§ YOUR GOAL: Tally the lines below that contain the word "JSON". Only the total should be given.
____ DATA SUPPLIED
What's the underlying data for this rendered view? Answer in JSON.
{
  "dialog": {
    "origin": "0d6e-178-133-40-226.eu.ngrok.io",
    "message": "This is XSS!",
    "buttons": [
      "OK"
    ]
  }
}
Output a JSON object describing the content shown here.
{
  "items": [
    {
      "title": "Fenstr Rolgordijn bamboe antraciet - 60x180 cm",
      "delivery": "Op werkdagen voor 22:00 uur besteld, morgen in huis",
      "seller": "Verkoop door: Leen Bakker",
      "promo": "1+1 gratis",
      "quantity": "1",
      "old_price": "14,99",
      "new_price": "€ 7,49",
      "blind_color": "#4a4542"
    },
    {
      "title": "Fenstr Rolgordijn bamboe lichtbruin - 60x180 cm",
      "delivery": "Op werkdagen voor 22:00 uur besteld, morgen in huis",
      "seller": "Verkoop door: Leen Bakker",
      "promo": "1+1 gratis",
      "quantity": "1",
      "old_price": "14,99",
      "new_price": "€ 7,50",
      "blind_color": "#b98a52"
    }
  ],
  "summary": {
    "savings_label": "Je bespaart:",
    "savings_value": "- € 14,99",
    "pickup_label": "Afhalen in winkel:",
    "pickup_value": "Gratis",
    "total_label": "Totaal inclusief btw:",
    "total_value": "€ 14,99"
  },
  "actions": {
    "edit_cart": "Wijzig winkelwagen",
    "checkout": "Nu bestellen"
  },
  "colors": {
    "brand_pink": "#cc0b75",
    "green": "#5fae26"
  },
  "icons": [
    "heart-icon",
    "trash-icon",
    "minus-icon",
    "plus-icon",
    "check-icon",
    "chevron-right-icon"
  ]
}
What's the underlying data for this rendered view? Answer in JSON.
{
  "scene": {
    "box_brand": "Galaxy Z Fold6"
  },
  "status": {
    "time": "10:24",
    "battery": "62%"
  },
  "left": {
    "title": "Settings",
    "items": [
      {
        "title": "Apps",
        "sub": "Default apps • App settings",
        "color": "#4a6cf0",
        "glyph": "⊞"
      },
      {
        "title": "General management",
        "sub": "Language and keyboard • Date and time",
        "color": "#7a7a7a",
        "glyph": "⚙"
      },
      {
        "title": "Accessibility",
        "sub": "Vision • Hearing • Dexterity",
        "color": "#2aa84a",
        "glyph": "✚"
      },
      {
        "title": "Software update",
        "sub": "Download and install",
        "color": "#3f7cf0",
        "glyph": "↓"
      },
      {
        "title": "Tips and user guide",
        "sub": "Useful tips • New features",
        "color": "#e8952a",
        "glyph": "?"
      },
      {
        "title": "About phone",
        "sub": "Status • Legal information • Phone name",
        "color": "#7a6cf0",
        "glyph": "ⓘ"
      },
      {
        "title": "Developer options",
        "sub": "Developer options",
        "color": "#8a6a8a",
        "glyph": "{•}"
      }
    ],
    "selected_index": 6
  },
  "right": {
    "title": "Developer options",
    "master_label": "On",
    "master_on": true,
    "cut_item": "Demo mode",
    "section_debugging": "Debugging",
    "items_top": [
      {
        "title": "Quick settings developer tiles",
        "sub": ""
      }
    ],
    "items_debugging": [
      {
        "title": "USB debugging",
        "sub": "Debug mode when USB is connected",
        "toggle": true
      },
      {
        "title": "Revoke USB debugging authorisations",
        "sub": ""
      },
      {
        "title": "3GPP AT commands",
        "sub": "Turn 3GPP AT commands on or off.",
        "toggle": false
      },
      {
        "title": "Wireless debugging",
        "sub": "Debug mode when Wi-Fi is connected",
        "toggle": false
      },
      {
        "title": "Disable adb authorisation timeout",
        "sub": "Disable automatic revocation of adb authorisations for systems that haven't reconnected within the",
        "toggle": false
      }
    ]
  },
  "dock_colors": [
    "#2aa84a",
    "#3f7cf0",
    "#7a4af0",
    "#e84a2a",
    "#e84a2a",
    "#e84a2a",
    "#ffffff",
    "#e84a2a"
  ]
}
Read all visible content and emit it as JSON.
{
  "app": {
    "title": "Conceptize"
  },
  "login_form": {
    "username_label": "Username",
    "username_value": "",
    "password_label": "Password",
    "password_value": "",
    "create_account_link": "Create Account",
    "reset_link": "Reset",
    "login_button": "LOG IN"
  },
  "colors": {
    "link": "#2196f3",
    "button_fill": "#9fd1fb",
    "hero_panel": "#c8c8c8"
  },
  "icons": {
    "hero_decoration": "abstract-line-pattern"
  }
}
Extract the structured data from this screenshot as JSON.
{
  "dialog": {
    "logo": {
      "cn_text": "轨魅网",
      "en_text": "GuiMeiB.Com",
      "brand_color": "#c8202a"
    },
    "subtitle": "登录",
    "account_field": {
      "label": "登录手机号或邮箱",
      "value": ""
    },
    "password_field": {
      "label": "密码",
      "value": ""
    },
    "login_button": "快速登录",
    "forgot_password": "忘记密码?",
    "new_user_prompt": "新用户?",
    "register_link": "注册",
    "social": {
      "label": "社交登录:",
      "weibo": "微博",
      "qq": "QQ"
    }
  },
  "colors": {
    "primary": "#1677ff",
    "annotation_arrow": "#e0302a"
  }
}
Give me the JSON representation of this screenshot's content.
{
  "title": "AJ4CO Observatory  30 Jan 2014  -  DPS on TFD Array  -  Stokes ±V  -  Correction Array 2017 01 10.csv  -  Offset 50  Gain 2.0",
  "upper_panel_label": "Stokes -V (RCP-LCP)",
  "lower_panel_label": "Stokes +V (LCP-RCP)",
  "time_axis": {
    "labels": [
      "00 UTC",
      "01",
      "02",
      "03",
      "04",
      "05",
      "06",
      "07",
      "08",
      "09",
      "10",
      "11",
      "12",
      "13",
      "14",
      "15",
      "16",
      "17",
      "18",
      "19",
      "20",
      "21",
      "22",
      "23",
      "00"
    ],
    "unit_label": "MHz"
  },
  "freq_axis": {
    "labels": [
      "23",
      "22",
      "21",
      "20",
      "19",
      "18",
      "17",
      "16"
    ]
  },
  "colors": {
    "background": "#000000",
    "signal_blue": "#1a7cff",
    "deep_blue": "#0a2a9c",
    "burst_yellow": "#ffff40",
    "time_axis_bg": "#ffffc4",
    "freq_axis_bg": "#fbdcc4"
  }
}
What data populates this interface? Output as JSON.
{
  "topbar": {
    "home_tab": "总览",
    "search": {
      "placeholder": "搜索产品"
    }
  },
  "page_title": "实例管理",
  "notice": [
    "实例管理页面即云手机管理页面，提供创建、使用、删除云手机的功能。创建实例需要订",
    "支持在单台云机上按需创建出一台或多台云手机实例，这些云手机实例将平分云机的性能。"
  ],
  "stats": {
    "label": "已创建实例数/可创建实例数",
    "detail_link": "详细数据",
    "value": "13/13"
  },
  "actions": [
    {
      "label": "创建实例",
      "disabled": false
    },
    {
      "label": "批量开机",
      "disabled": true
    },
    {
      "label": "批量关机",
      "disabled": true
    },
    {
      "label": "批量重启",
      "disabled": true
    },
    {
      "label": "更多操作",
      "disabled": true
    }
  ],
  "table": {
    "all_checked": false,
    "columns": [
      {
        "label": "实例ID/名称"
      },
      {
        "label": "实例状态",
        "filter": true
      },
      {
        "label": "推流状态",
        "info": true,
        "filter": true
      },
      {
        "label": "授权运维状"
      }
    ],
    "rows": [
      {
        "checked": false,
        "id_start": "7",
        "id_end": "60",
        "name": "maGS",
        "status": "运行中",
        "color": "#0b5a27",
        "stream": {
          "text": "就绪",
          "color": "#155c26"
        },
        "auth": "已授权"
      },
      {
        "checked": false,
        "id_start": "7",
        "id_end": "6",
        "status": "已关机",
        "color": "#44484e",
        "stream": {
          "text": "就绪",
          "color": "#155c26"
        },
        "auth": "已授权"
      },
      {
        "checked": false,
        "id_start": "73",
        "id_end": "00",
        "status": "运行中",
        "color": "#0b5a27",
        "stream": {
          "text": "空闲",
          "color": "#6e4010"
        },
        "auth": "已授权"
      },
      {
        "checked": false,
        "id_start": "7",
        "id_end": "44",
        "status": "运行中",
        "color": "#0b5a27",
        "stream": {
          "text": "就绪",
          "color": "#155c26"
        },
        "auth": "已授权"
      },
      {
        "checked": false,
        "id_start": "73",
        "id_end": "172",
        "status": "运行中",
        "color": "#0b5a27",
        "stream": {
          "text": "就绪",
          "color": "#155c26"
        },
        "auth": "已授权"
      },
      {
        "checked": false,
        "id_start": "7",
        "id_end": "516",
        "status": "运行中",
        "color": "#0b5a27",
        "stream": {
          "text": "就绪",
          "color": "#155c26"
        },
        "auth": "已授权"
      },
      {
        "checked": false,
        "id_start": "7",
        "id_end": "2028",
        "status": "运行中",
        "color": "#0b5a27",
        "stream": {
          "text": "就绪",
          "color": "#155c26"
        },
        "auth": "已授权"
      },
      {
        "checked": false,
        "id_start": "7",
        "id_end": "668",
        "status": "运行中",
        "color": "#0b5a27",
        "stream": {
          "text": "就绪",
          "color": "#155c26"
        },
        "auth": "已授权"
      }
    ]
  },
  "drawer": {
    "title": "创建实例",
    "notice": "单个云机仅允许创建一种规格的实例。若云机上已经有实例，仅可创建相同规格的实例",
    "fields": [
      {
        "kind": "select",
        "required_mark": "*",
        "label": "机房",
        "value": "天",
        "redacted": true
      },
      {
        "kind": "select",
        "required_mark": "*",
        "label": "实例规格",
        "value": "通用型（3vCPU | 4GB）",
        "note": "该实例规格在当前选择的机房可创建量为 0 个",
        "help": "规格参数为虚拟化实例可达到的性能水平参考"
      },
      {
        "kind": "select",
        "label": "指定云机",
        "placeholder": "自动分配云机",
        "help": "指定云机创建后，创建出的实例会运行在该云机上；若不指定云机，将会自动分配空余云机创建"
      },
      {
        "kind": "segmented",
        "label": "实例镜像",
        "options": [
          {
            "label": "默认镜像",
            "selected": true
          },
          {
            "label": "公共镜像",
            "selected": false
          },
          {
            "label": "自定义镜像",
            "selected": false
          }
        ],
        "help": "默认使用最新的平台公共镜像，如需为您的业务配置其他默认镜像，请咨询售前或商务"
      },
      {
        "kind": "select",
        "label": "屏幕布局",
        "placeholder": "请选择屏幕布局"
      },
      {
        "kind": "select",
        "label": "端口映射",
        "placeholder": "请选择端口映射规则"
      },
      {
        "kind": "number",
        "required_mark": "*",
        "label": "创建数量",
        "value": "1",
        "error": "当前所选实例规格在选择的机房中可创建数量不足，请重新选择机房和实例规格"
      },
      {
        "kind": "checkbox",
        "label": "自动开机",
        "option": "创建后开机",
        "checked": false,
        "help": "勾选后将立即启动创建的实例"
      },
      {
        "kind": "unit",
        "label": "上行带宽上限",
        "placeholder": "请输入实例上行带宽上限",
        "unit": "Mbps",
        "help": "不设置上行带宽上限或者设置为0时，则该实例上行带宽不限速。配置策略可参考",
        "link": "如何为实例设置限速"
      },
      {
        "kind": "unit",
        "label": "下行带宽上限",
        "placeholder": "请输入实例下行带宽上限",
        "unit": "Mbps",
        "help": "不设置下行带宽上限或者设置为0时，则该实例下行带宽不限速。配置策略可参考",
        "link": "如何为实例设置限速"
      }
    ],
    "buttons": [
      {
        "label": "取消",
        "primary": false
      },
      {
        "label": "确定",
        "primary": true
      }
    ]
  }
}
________
§ SOLUTION TO THIS TASK: 7